When was the last time I read the final sentence of a novel and burst into tears? I did cry some toward the end of Mama Day by Gloria Naylor, which I read earlier this year, and maybe for some of the same reasons that stirred me today. Characters I had grown to love facing deep sadness and me feeling it like it was my own; the hard conclusion to a story when I was somehow wishing for a fairy tale; the powers and limits of spiritual healing embodied in a lovable character; the resilient possibility of redeeming love radiating off the pages. But there was something more when I finished Leif Enger’s novel, Peace Like a River. It was (dare I admit it?) a religious experience. Reading other reviewers’ lines on the book cover I see words like magic and miracle, phrases naming the novel’s “power to convince” and to “transcend any limitations of belief”. That’s almost calling it a religious experience, don’t you think? So let me be bold and declare: Leif Enger has done in this novel what every preacher hopes to do once in a lifetime: not just make you believe in the power of miracles, the beauty of God, the deeply satisfying mystery at the heart of even the saddest of lives, but to want to change your life because of it.
Enger writes the novel in the voice of an asthmatic 11 year old boy in a family beset with troubles, but from the perspective of the boy grown up and remembering. This memoir-like point of view (“here’s what it seemed like at 11, but I now understand …”) imbues the writing with a reality not due the story itself. The story, I will say, is not especially credible. That Enger makes you believe nonetheless is testament to his entrancing storytelling skills. The point-of-view fascinated me throughout. From what distance is he recalling these events? You do not know until the last pages, but there is hope in knowing that a future exists.
Time and again Enger’s prose caused my breath to catch. Exquisite descriptions of the most ordinary of scenes joined with plain-spoken depictions of the most extraordinary events. Sometimes I would read a paragraph and stop, despairing at my own incapacity to ever capture a scene in words like his. But more often, I paused at the sheer pleasure of the language.
These pauses remained brief, though, as I couldn’t stop turning the pages. I wanted to know more about the family members I loved almost from the first chapter. Without giving away too much (because you really must read it yourself) the story revolves around a murder and the older brother, Davy, becoming a fugitive from the law.

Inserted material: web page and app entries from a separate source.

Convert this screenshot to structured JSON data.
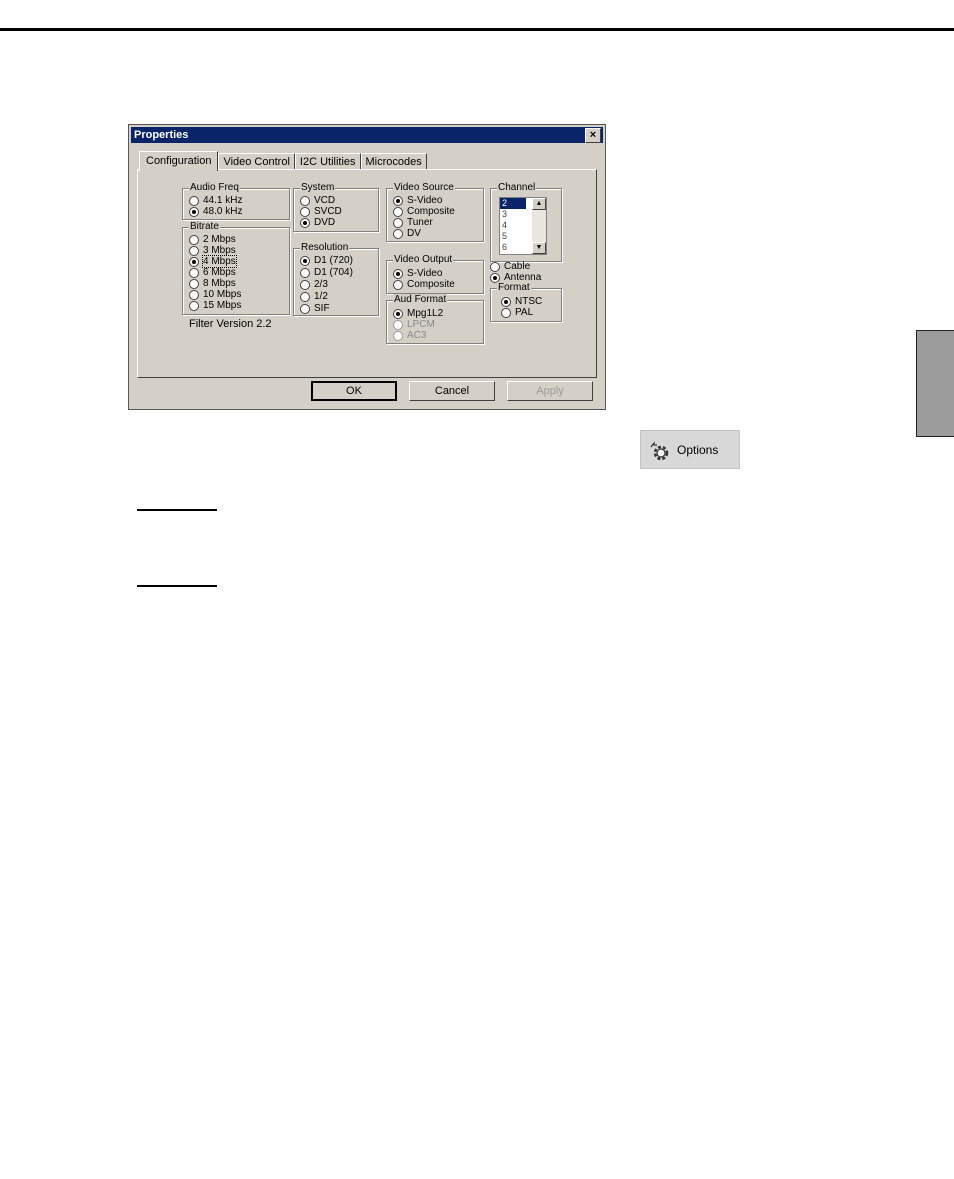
{
  "dialog": {
    "title": "Properties",
    "close_label": "×",
    "tabs": [
      "Configuration",
      "Video Control",
      "I2C Utilities",
      "Microcodes"
    ],
    "audio_freq": {
      "title": "Audio Freq",
      "options": [
        "44.1 kHz",
        "48.0 kHz"
      ],
      "selected": "48.0 kHz"
    },
    "bitrate": {
      "title": "Bitrate",
      "options": [
        "2 Mbps",
        "3 Mbps",
        "4 Mbps",
        "6 Mbps",
        "8 Mbps",
        "10 Mbps",
        "15 Mbps"
      ],
      "selected": "4 Mbps"
    },
    "system": {
      "title": "System",
      "options": [
        "VCD",
        "SVCD",
        "DVD"
      ],
      "selected": "DVD"
    },
    "resolution": {
      "title": "Resolution",
      "options": [
        "D1 (720)",
        "D1 (704)",
        "2/3",
        "1/2",
        "SIF"
      ],
      "selected": "D1 (720)"
    },
    "video_source": {
      "title": "Video Source",
      "options": [
        "S-Video",
        "Composite",
        "Tuner",
        "DV"
      ],
      "selected": "S-Video"
    },
    "video_output": {
      "title": "Video Output",
      "options": [
        "S-Video",
        "Composite"
      ],
      "selected": "S-Video"
    },
    "audio_format": {
      "title": "Aud Format",
      "options": [
        "Mpg1L2",
        "LPCM",
        "AC3"
      ],
      "selected": "Mpg1L2"
    },
    "channel": {
      "title": "Channel",
      "items": [
        "2",
        "3",
        "4",
        "5",
        "6"
      ],
      "selected": "2"
    },
    "tuner_input": {
      "options": [
        "Cable",
        "Antenna"
      ],
      "selected": "Antenna"
    },
    "format": {
      "title": "Format",
      "options": [
        "NTSC",
        "PAL"
      ],
      "selected": "NTSC"
    },
    "filter_version": "Filter Version 2.2",
    "buttons": {
      "ok": "OK",
      "cancel": "Cancel",
      "apply": "Apply"
    }
  },
  "options_button": {
    "label": "Options",
    "icon": "gear-icon"
  }
}
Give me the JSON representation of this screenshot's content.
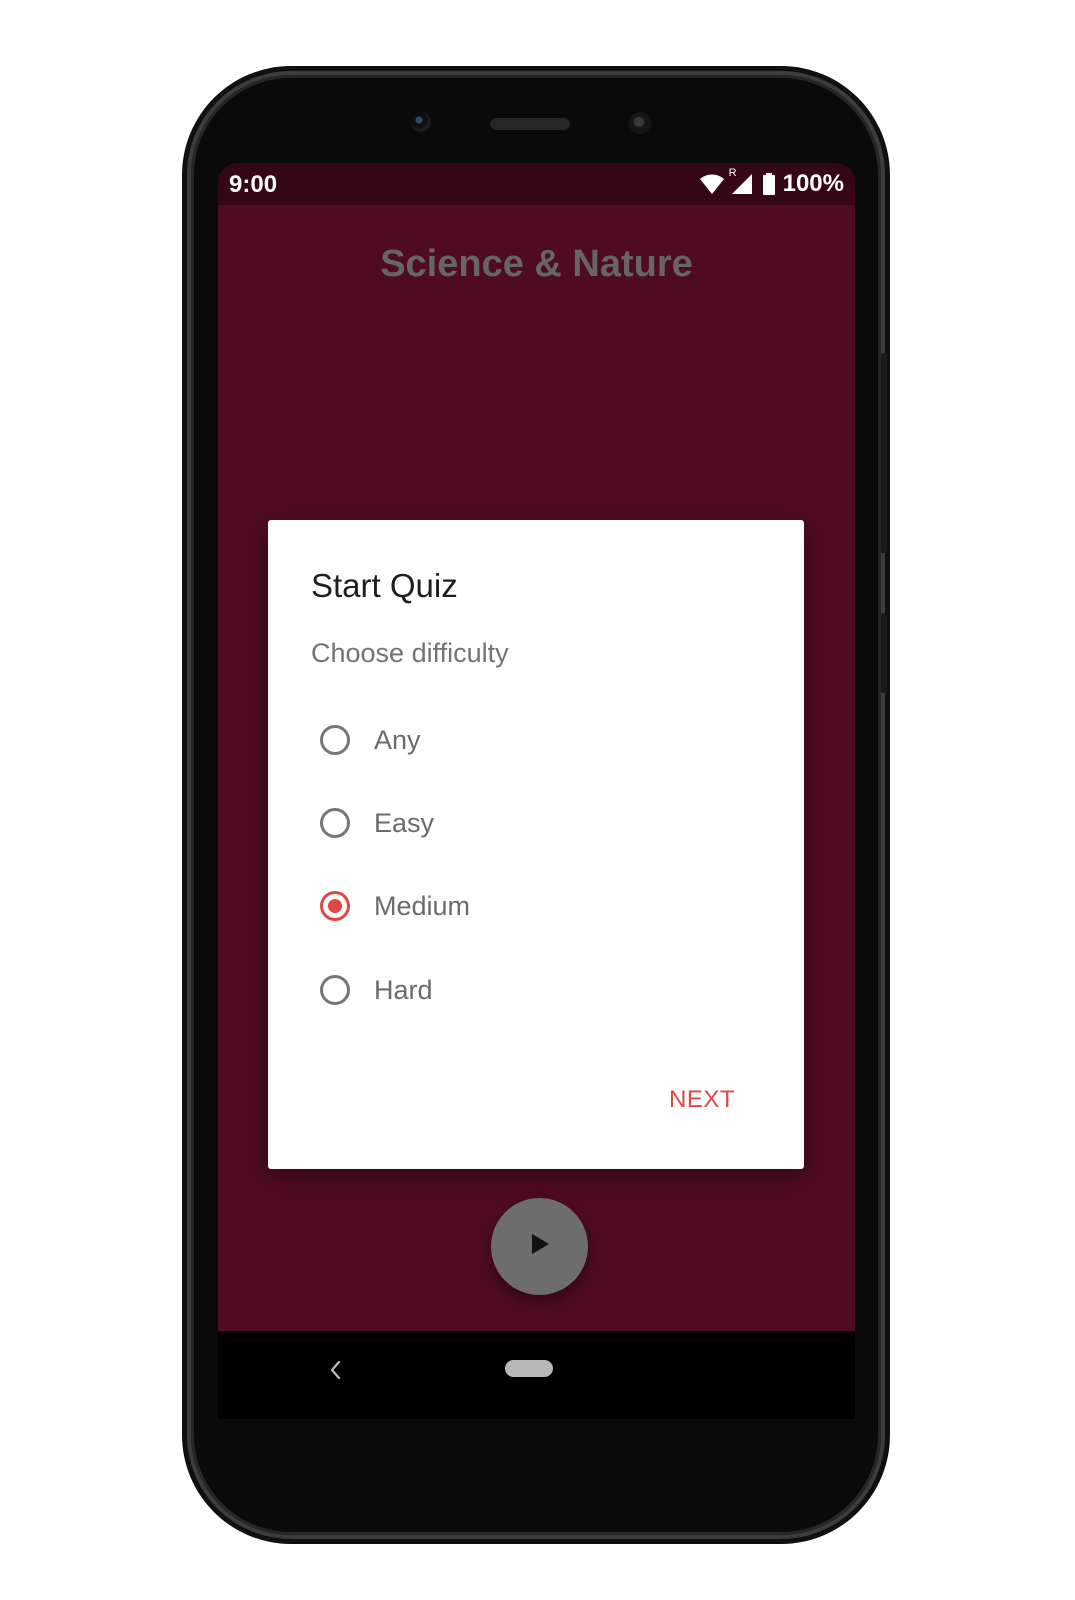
{
  "status_bar": {
    "time": "9:00",
    "battery": "100%",
    "icons": [
      "wifi-icon",
      "signal-icon",
      "battery-icon"
    ],
    "roaming_indicator": "R"
  },
  "app": {
    "title": "Science & Nature"
  },
  "dialog": {
    "title": "Start Quiz",
    "subtitle": "Choose difficulty",
    "options": [
      {
        "label": "Any",
        "checked": false
      },
      {
        "label": "Easy",
        "checked": false
      },
      {
        "label": "Medium",
        "checked": true
      },
      {
        "label": "Hard",
        "checked": false
      }
    ],
    "next_label": "NEXT"
  },
  "fab": {
    "icon": "play-icon"
  },
  "nav": {
    "back_icon": "back-chevron-icon",
    "home_icon": "home-pill-icon"
  },
  "colors": {
    "background": "#560d25",
    "status_bar": "#350615",
    "accent": "#e04848",
    "title_text": "#6e6e6e",
    "fab": "#6d6d6d"
  }
}
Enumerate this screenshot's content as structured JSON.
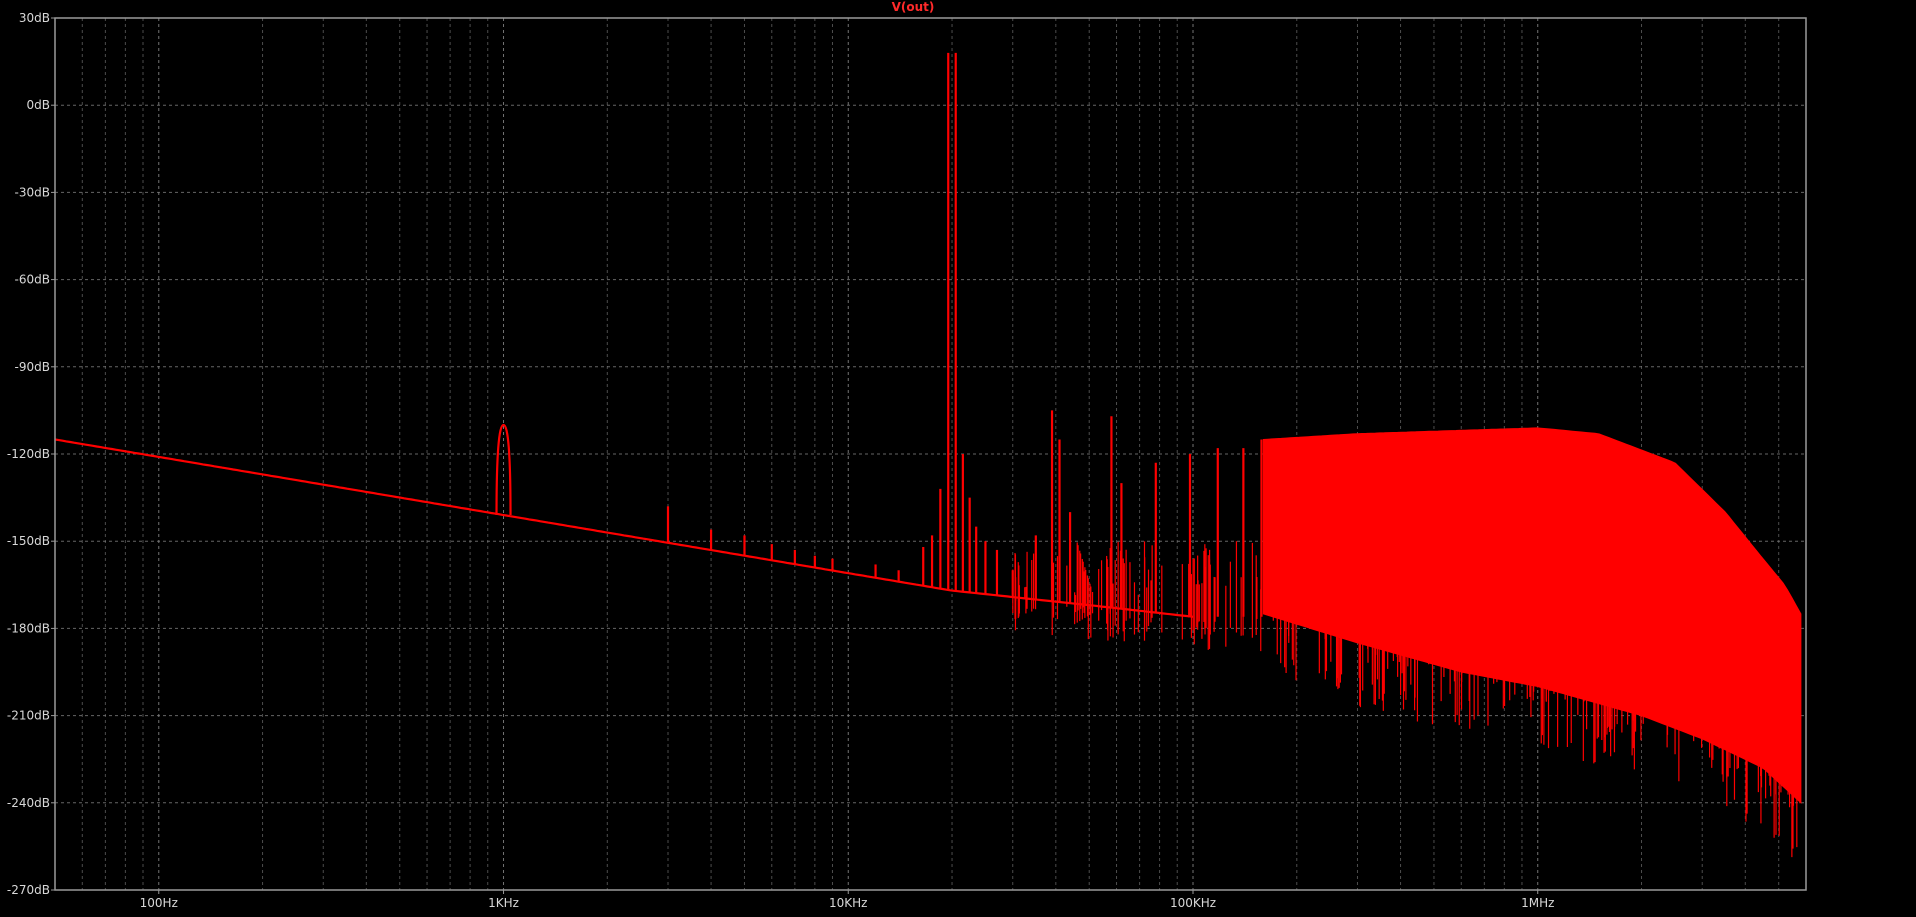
{
  "chart_data": {
    "type": "line",
    "title": "V(out)",
    "x_scale": "log",
    "xlim": [
      50,
      6000000
    ],
    "ylim": [
      -270,
      30
    ],
    "grid": true,
    "background_color": "#000000",
    "grid_color": "#808080",
    "series_color": "#ff0000",
    "x_ticks": [
      {
        "value": 100,
        "label": "100Hz"
      },
      {
        "value": 1000,
        "label": "1KHz"
      },
      {
        "value": 10000,
        "label": "10KHz"
      },
      {
        "value": 100000,
        "label": "100KHz"
      },
      {
        "value": 1000000,
        "label": "1MHz"
      }
    ],
    "y_ticks": [
      {
        "value": 30,
        "label": "30dB"
      },
      {
        "value": 0,
        "label": "0dB"
      },
      {
        "value": -30,
        "label": "-30dB"
      },
      {
        "value": -60,
        "label": "-60dB"
      },
      {
        "value": -90,
        "label": "-90dB"
      },
      {
        "value": -120,
        "label": "-120dB"
      },
      {
        "value": -150,
        "label": "-150dB"
      },
      {
        "value": -180,
        "label": "-180dB"
      },
      {
        "value": -210,
        "label": "-210dB"
      },
      {
        "value": -240,
        "label": "-240dB"
      },
      {
        "value": -270,
        "label": "-270dB"
      }
    ],
    "series": [
      {
        "noise_floor": [
          [
            50,
            -115
          ],
          [
            100,
            -121
          ],
          [
            1000,
            -141
          ],
          [
            10000,
            -161
          ],
          [
            20000,
            -167
          ],
          [
            50000,
            -172
          ],
          [
            100000,
            -176
          ]
        ],
        "peaks": [
          {
            "x": 1000,
            "y": -110
          },
          {
            "x": 3000,
            "y": -138
          },
          {
            "x": 4000,
            "y": -146
          },
          {
            "x": 5000,
            "y": -148
          },
          {
            "x": 6000,
            "y": -151
          },
          {
            "x": 7000,
            "y": -153
          },
          {
            "x": 8000,
            "y": -155
          },
          {
            "x": 9000,
            "y": -156
          },
          {
            "x": 12000,
            "y": -158
          },
          {
            "x": 14000,
            "y": -160
          },
          {
            "x": 16500,
            "y": -152
          },
          {
            "x": 17500,
            "y": -148
          },
          {
            "x": 18500,
            "y": -132
          },
          {
            "x": 19500,
            "y": 18
          },
          {
            "x": 20500,
            "y": 18
          },
          {
            "x": 21500,
            "y": -120
          },
          {
            "x": 22500,
            "y": -135
          },
          {
            "x": 23500,
            "y": -145
          },
          {
            "x": 25000,
            "y": -150
          },
          {
            "x": 27000,
            "y": -153
          },
          {
            "x": 30000,
            "y": -160
          },
          {
            "x": 35000,
            "y": -148
          },
          {
            "x": 39000,
            "y": -105
          },
          {
            "x": 41000,
            "y": -115
          },
          {
            "x": 44000,
            "y": -140
          },
          {
            "x": 58000,
            "y": -107
          },
          {
            "x": 62000,
            "y": -130
          },
          {
            "x": 78000,
            "y": -123
          },
          {
            "x": 98000,
            "y": -120
          },
          {
            "x": 118000,
            "y": -118
          },
          {
            "x": 140000,
            "y": -118
          },
          {
            "x": 158000,
            "y": -115
          }
        ],
        "band_upper": [
          [
            160000,
            -115
          ],
          [
            300000,
            -113
          ],
          [
            1000000,
            -111
          ],
          [
            1500000,
            -113
          ],
          [
            2500000,
            -123
          ],
          [
            3500000,
            -140
          ],
          [
            4500000,
            -156
          ],
          [
            5200000,
            -165
          ],
          [
            5800000,
            -175
          ]
        ],
        "band_lower": [
          [
            160000,
            -175
          ],
          [
            300000,
            -185
          ],
          [
            600000,
            -195
          ],
          [
            1000000,
            -200
          ],
          [
            2000000,
            -210
          ],
          [
            3000000,
            -218
          ],
          [
            4500000,
            -228
          ],
          [
            5800000,
            -240
          ]
        ]
      }
    ]
  }
}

Will the prodigious imagination of the younger sister help or hinder the family? Is the father generous and sagacious or simply bumbling and naive? Will they search for Davy together or separately? How would their journeys end?
Perhaps the central character in the novel is God. Now this, I will tell you, is a trick. How do you make God a presence in a novel without coming off as pious or preachy or a little bit loony? Enger makes the prayers and beliefs of his characters seem as natural as the clothes they wear and the breakfasts they eat.
My first thought on finishing the last sentence of this novel was that I wanted to go back and immediately start again at the beginning. Given the stack of other books calling my name, I won’t be doing that today. But I know I will return to this book before long. It’s simply too good to read only once.